Le Labo was like a candy store as they have single essences, dried roots and herbs, as well as their Olfactionary for customers to explore. The Olfactionary contains vials of 40 essences, many of which I had never smelled. Tonka bean was probably my favorite single raw material. Alone, it smelled of tobacco, almond and vanilla. It was sweet and intoxicating. Ambrette oil had a beautiful contrast of sweet florals and boozy earthiness. Apart from the Olfactionary were jars of dried ambrette seeds which compared to the oil was much more tannic, similar to that of Hibiscus tea.


Galbanum is not a part of the Olfactionary, but is available behind the counter to smell as well as at least 50 other raw materials. I was particularly enthusiastic about having the chance to partake in this cherished resin which blew me away with its grassy, bitter, herbal woodiness. It packs a mighty punch and I loved every inhalation! Smelling Le Labo’s iris root (orris) was also an extraordinary experience as I was stunned by its warm, mushroom-like quality and its simultaneous tang. It was not overly floral like the iris oil, and just the sight of these dried gems will take your imagination to an enchanted forest.

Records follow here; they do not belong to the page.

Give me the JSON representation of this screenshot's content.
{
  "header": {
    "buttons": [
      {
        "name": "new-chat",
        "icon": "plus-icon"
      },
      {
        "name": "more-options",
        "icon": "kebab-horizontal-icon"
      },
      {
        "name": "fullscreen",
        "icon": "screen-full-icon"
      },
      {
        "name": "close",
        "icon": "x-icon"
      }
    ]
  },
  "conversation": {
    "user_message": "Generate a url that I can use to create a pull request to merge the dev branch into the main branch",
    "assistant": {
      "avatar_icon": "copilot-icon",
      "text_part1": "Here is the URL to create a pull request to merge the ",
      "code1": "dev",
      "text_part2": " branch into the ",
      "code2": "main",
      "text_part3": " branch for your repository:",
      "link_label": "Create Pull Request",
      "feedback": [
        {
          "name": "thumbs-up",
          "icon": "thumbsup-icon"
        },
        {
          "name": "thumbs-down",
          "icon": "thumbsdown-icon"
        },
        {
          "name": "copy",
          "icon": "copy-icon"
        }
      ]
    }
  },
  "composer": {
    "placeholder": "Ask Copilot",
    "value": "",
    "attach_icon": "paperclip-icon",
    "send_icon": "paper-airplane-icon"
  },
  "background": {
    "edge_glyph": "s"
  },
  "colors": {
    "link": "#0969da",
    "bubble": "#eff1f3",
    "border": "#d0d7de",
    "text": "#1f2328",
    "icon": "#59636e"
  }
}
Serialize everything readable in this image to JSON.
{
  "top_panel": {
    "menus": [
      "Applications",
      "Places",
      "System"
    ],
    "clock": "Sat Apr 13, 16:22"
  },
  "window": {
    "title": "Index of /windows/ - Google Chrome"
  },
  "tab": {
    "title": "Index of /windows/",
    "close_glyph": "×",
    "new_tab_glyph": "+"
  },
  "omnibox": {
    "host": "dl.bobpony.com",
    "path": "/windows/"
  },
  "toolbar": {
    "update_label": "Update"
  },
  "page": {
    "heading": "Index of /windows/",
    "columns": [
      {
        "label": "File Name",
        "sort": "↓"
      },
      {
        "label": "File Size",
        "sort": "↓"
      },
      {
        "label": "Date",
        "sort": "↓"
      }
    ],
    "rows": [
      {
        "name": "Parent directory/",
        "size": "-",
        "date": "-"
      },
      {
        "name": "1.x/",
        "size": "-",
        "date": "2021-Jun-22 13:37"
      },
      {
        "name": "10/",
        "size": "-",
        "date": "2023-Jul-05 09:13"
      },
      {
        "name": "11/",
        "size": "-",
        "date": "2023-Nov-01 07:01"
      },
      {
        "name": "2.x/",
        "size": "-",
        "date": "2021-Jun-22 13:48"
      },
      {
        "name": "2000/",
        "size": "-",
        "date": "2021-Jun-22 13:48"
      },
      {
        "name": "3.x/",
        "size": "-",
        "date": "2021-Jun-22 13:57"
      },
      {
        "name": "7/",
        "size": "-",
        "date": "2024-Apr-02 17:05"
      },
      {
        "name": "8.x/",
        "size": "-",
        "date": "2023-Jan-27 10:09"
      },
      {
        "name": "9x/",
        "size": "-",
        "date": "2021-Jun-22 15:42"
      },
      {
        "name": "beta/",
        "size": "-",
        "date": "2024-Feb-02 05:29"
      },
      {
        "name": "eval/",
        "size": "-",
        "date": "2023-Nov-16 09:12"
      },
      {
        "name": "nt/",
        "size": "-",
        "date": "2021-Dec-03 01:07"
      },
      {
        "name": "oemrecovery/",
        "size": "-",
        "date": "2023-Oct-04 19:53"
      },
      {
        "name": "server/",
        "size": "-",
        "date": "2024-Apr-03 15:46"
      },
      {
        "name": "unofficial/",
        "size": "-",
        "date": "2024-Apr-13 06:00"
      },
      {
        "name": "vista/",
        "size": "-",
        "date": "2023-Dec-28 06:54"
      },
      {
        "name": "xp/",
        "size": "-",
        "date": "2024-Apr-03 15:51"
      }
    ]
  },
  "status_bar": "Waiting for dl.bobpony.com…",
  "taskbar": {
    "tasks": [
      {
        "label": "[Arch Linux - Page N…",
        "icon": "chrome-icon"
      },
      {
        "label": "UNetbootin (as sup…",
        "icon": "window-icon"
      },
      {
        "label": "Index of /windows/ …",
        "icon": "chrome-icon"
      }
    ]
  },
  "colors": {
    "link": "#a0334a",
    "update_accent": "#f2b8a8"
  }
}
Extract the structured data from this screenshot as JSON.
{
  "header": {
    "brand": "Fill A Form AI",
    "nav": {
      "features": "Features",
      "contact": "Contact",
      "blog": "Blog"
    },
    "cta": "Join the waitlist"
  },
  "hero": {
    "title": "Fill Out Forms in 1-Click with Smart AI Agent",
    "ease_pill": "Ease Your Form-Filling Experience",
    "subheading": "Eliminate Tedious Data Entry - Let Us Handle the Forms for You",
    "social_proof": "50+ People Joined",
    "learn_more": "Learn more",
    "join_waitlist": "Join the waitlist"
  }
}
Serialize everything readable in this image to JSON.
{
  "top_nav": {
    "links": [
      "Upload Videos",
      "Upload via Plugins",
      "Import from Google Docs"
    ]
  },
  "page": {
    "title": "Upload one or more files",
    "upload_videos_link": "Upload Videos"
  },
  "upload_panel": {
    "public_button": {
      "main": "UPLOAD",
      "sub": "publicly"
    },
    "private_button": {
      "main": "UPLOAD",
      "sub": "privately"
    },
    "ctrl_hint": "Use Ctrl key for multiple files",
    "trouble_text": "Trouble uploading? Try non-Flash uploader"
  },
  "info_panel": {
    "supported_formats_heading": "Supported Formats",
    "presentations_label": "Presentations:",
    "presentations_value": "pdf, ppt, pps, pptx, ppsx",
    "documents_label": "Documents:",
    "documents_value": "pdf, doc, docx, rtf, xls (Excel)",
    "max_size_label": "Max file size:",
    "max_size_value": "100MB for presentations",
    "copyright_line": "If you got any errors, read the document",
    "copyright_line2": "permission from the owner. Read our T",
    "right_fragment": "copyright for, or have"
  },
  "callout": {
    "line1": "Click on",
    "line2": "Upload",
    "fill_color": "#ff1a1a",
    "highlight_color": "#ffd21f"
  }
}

In the interest of keeping this post a reasonable length, I’ll continue it in a couple of days with more essence discoveries at Blunda as well as the details on Yosh’s exhibit!

Posted by ~Trish

SIP Boutique image from Citysearch
Iris image from
Galbanum image from I Smell Therefore I Am


Strange Invisible Perfumes: Magazine Street

Magazine Street, the fragrance, opens with what some have called the medicinal note common to Strange Invisible Perfumes. This is the first Srange Invisible Perfumes fragrance that I have found to have a medicinal quality, but it is ever so fleeting and it is not disagreeable. Rather, it is an introduction to the interplay between the earthiness of the vetiver/patchouli duo and the sweetness of the vanilla/magnolia duo. And while the patchouli offers an herbal mossiness, within this dance, it is the vetiver and vanilla that dominate the floor. The patchouli rests quietly at the base and the magnolia flutters gently like a butterfly. Ultimately, both flit away leaving Magazine Street all about the balsamy green vanilla one might be thrilled to wear instead of the glut of foody, cloyingly vanillic perfumes on the market today.


Having never been to New Orleans, I cannot muse about the city personally or comment on if the namesake perfume does it any specific justice. But I will say this fragrance could easily be worn on a sultry evening; hold its own in a smoky jazz club and last through several rounds of sazeracs, followed by beignets in the morning. It’s an exceptionally stunning perfume, and I whole heartedly recommend Magazine Street to anyone, not just those who seek natural perfumes. This earthy green vanillic scent will delight you if you wear it, and anyone else who nuzzles in close enough to enjoy it on your skin.


Strange Invisible Perfumes creates their fragrances in two strengths, Parfum and Eaux de Parfum (EdP). This review is for the EdP which is less expensive than the very costly Parfum. (Personally I have found the EdPs to last longer than the Parfums anyway). Strange Invisible Perfumes was founded by Alexandra Balahoutis whose shop is in Venice, Ca. Her ingredients are all natural, organic and never synthetic. Please see her website for her comprehensive green mission statement. 


Strange Invisible Perfumes are available at Strange Invisible Perfumes and Beautyhabit. Decants of Magazine Street are available from The Perfumed Court.

Posted by ~Trish